Setting the Stage: Prepping the Rooftop for Action

Once the permits and documentation are in order, it’s time to prepare the roof for installation. This involves creating a safe and efficient work environment for the roofing crew. Here are some key considerations:

1. Debris Removal

The roof must be completely cleared of any debris, including equipment, furniture, and unused materials. This ensures a clean work surface and minimizes the risk of accidents or damage to the new roof. Think of it as a spring cleaning session, but 20 feet up in the air.

2. Roof Access and Safety

Provide safe access to the roof for the roofing crew. This may involve installing temporary scaffolding or ensuring existing roof hatches are functional. It’s imperative to discuss fall protection measures with the roofing contractor to comply with safety regulations and prevent accidents.

3. Scheduling and Communication

Coordinate with the roofing contractor to establish a clear work schedule that minimizes disruption to your business operations. Maintain open communication channels to address any questions or concerns that may arise during the project.

The Installation Process: What to Expect

The commercial roof installation process typically involves several distinct stages:

  • Tear-off or Recovery Board Installation (if applicable)

Depending on the condition of your existing roof and the chosen new system, the existing roof may need to be completely removed (tear-off). Alternatively, a recovery board system may be installed directly over the existing roof in certain situations. Picture this as the roofing equivalent of a makeover—sometimes you need a fresh start, other times a touch-up will do.

  • Underlayment Installation

A high-quality underlayment acts as a secondary barrier against water infiltration and improves the overall weatherproofing performance of the roof.

  • Roof Membrane Installation

The qualified roofing crew will meticulously install the chosen roofing membrane according to the manufacturer’s specifications. This may involve heat welding seams for certain materials or mechanically fastening the membrane to the roof deck.

  • Flashing and Coping Installation

Metal flashing is installed around penetrations like pipes, vents, and skylights to create a watertight seal. Coping caps are installed along the edges of the roof to protect the exposed membrane from wind uplift and weathering.

Quality Assurance: Inspecting the Finished Product

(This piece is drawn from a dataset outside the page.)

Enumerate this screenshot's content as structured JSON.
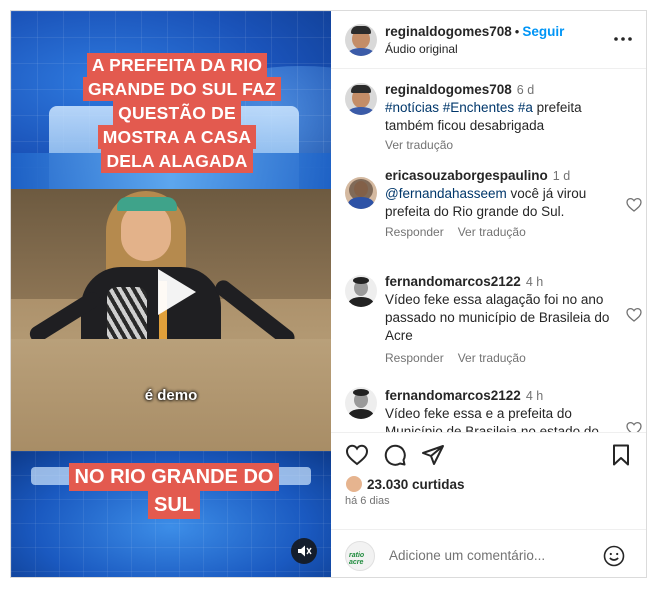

Once the installation is complete, a thorough inspection by a qualified professional is essential. This inspection verifies that the roof has been installed according to the plans and specifications and meets all industry standards. The inspection should include:

  • Membrane Seams: A close examination of all seams to ensure proper adhesion or watertight seals.
  • Flashing and Copings: Verification that flashing is installed correctly around all penetrations and coping caps are secure.
  • Drainage System: Ensuring gutters, downspouts, and drains are functioning properly and free of debris.


Remember, a proactive maintenance plan is the key to maximizing the lifespan and performance of your commercial roof. With proper preparation, installation, and maintenance, your new roof will provide years of worry-free protection for your building and its occupants. So, don’t wait until leaks or structural issues arise—take charge today and start planning for a successful commercial roof installation. Your roof, after all, deserves as much care and attention as the rest of your business. And remember, a well-prepared roof isn’t just a roof—it’s peace of mind with a view.